Under the supervision of Fred Peel, extensive improvements were made to the exterior of the church in 1925, adding a belfry and tower. It was also during this period that the Parish Hall was constructed, opening in 1930 with Rev. L.E. Lemon as rector. He served until 1936. Funds for the new hall were raised largely by the women of the church with their dedicated work at bake sales, bazaars and many other events. The parish Hall was an instant success. Christ Church had room for an ever expanding Sunday School – up to 40 students on a good day, and throughout the years the hall has also been home to Scouts, Guides, Women’s groups, service clubs and more.
By 1937 the Church once again, with God’s help, had weathered the storm and returned to its normal status with the appointment of the Rev. E. Rigby as rector. Many events were held – some raising less than a dollar. Crokinole matches in the Church Hall, parish dinners, catering for weddings and a myriad of other activities kept the Church going financially at a time when over a million Canadian men were out of work.
Regardless of who was the Priest-in-charge, the vital work of the parish went on. For example, on July 12, 1942 14 boys, 13 girls, 3 teachers and two visitors gathered for Sunday School. In addition to learning about the love of God, the combined 32 young people contributed 87 cents in offerings.
While Christ Church and St Thomas Balsam Lake (closed in 2015) have always been thought of as small churches, they have both witnessed great events and have totaled up some large numbers. Between the two churches there have been at least 25,000 Sunday services and another 25,000 mid-week events. Assume an average of just 20 people attends each service or event, and we see that a half a million feet have walked through those welcoming doors!
St. James the Apostle, Fenelon Falls
(The following history was written in 2002; writer unknown)
Looking back over almost 190 years, we are grateful to the small group of Church of England settlers on Sturgeon and Cameron Lakes. For it was these devoted pioneers who, after clearing their own lands and erecting humble dwellings, looked to the task of providing a suitable place of worship for all concerned. Each gave as his fortune dictated, be it land, money or labour and a small log church was built on the hill above the present St. James.

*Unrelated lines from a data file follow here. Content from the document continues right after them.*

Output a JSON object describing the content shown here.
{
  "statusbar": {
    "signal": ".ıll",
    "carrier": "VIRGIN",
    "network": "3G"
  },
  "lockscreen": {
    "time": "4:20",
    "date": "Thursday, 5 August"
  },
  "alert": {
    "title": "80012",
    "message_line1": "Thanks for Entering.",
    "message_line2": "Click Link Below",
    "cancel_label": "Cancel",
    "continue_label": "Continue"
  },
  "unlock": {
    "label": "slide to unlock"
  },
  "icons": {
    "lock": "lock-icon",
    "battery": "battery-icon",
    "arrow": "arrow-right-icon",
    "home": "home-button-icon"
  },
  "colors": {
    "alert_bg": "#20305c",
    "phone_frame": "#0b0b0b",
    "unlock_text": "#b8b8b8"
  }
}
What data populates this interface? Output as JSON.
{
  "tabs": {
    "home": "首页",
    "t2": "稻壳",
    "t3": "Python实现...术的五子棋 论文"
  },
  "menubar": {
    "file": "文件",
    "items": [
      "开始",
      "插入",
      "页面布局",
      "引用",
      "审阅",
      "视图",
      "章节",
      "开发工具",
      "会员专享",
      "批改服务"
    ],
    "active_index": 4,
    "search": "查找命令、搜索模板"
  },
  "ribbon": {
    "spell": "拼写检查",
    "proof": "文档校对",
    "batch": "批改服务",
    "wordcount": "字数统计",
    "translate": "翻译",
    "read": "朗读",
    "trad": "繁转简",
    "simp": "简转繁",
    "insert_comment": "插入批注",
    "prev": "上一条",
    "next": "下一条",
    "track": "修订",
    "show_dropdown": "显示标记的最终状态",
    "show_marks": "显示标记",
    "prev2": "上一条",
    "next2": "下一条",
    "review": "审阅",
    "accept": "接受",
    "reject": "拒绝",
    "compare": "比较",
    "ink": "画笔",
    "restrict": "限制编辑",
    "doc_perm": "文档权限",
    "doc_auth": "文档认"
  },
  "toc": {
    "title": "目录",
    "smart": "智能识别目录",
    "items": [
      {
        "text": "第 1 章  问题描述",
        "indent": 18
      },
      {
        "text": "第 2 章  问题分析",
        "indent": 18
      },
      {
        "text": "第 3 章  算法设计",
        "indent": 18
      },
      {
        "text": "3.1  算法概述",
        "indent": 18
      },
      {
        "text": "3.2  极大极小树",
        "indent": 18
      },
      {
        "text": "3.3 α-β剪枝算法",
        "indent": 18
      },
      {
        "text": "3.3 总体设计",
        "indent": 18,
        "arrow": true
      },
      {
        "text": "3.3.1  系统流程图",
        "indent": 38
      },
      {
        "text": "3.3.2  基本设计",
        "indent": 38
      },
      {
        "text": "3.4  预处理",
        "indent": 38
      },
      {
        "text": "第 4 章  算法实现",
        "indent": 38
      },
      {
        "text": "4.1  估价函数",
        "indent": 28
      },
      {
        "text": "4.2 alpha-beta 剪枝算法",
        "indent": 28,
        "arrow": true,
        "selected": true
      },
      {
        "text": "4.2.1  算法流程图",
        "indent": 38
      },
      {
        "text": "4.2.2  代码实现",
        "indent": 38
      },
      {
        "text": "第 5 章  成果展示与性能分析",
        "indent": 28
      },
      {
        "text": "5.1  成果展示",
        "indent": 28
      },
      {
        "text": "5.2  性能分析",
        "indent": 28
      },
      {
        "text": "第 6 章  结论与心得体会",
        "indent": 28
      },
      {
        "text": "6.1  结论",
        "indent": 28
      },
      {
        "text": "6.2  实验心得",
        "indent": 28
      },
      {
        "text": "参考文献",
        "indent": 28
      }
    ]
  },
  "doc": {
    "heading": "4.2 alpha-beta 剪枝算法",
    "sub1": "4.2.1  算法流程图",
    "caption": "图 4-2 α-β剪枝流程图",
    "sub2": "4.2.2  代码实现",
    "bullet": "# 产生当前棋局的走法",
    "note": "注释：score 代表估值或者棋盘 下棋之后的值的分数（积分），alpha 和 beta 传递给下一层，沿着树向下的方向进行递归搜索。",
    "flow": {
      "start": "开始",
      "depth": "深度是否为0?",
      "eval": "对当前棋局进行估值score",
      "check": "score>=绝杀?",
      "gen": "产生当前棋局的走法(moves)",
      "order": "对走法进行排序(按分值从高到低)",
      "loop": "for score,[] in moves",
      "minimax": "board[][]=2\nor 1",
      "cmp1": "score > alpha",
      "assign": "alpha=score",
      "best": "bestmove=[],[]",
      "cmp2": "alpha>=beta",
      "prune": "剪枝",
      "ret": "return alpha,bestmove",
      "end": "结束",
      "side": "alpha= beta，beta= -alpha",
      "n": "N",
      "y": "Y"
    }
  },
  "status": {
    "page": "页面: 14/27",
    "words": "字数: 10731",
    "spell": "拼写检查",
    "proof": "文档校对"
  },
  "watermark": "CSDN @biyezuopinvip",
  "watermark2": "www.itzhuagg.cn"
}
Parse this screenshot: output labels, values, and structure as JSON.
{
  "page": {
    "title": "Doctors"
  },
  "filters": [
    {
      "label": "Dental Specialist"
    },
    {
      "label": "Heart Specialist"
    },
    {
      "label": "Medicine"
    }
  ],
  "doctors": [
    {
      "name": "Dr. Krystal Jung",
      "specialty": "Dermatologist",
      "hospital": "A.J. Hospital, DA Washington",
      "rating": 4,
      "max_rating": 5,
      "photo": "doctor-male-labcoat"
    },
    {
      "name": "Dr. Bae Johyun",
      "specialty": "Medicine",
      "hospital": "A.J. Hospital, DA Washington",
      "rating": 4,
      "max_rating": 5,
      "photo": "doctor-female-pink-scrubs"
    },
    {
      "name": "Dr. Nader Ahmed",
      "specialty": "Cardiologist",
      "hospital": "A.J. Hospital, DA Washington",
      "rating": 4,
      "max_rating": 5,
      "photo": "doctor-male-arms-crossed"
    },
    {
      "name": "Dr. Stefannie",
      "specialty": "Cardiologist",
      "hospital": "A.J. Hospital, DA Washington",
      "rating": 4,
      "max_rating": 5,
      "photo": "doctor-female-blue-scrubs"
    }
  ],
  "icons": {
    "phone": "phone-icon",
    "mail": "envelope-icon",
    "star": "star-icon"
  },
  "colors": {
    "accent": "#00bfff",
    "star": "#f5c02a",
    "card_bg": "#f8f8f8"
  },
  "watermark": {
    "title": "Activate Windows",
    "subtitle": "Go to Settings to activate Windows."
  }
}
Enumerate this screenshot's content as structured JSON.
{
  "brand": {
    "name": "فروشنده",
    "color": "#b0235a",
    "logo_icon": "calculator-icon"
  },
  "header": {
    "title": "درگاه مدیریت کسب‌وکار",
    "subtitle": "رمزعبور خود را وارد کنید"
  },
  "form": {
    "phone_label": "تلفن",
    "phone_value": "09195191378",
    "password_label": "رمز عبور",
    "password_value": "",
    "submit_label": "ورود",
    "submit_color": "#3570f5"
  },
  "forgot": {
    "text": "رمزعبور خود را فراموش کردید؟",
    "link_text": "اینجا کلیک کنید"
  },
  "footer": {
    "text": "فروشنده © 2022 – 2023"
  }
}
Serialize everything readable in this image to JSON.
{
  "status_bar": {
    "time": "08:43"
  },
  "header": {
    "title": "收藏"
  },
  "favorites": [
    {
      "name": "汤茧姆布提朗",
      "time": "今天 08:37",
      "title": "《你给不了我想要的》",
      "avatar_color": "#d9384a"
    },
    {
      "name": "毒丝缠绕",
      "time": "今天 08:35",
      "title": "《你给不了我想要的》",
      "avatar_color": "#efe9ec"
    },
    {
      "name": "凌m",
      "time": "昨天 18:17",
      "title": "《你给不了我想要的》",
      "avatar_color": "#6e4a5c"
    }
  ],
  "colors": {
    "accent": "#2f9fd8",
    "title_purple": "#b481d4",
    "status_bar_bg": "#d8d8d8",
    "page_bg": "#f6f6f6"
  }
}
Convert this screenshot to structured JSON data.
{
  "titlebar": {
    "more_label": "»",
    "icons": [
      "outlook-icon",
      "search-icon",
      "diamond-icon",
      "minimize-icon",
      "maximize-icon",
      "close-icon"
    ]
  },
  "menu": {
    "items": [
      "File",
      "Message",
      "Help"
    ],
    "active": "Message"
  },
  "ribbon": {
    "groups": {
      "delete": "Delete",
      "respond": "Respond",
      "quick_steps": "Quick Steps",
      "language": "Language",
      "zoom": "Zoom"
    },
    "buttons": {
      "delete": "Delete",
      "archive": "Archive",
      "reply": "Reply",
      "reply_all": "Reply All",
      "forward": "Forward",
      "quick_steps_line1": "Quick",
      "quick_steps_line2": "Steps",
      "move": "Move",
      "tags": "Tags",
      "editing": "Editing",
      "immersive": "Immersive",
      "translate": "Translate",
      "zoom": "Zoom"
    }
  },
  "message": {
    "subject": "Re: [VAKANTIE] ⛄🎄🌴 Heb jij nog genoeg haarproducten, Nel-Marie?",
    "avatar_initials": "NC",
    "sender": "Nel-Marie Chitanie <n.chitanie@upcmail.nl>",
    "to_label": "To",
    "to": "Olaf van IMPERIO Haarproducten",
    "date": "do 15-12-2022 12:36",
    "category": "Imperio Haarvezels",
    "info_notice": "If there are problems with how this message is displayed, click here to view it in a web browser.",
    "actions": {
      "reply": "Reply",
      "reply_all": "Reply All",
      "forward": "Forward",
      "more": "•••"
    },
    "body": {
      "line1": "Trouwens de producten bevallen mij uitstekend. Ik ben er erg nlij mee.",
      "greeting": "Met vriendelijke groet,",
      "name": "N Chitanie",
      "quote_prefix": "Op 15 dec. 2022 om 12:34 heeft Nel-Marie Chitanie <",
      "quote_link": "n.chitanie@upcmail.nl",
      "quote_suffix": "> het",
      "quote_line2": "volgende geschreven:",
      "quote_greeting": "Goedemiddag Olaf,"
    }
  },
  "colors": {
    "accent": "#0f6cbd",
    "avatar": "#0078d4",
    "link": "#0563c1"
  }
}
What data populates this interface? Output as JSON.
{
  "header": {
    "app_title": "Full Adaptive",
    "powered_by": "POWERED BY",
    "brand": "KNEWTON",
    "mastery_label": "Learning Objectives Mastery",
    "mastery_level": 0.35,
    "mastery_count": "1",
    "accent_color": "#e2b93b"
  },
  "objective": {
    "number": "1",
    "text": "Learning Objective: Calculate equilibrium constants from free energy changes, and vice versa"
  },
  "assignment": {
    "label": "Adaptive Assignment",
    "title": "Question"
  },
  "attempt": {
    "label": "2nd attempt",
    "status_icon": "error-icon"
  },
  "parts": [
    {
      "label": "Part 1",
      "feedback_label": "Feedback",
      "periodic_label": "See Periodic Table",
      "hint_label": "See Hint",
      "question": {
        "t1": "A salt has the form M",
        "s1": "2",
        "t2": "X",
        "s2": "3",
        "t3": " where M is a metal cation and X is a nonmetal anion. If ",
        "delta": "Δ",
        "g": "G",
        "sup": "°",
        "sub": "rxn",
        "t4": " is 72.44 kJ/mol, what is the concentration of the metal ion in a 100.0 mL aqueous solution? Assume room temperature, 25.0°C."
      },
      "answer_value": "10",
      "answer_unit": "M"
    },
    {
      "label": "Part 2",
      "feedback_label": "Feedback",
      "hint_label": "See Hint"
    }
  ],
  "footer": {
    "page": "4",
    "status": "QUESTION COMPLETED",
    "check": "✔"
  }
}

Anne Langton’s letters in the book “A Gentlewoman in Upper Canada”, tell us of congregation meetings often in the Langton home at Blythe Farm on Sturgeon Lake. These were enjoyable occasions and often necessary because of weather and road conditions, even after the church was built.
In the beginning, not having funds to pay a resident clergyman, certain men or women took turns conducting services and, only occasionally, were able to have a journeying minister to officiate at baptisms, weddings and funerals. Later, with money subscribed by friends and relatives in Great Britain, they secured the services of an ordained man and regular worship became the custom.
The silver communion service was presented to the congregation in 1838 when the original log church was opened, and continues in use today.
No one can be sure whether the log church was destroyed by fire or whether it was decided to replace it, but, in any case, a second frame building appeared on the hill around 1852. The congregation walked or rode in buggies up a winding trail from Bond Street or used a flight of eighty steps, with three landings, erected to the east of the present church. This sufficed for almost fifty years when it was felt to be too strenuous a climb for some members and, although there was much controversy over the expense as well as the move, the third and present St. James was built during the summer and fall 1902, the services being held on December seventh. This church serves the Anglican community today.
In 2016, a renovation was completed to join the parish hall and sanctuary, making both fully accessible, more environmentally sustainable, and more welcoming to people of all abilities.
The parish rectory is next door; between it and the church, lies a community garden.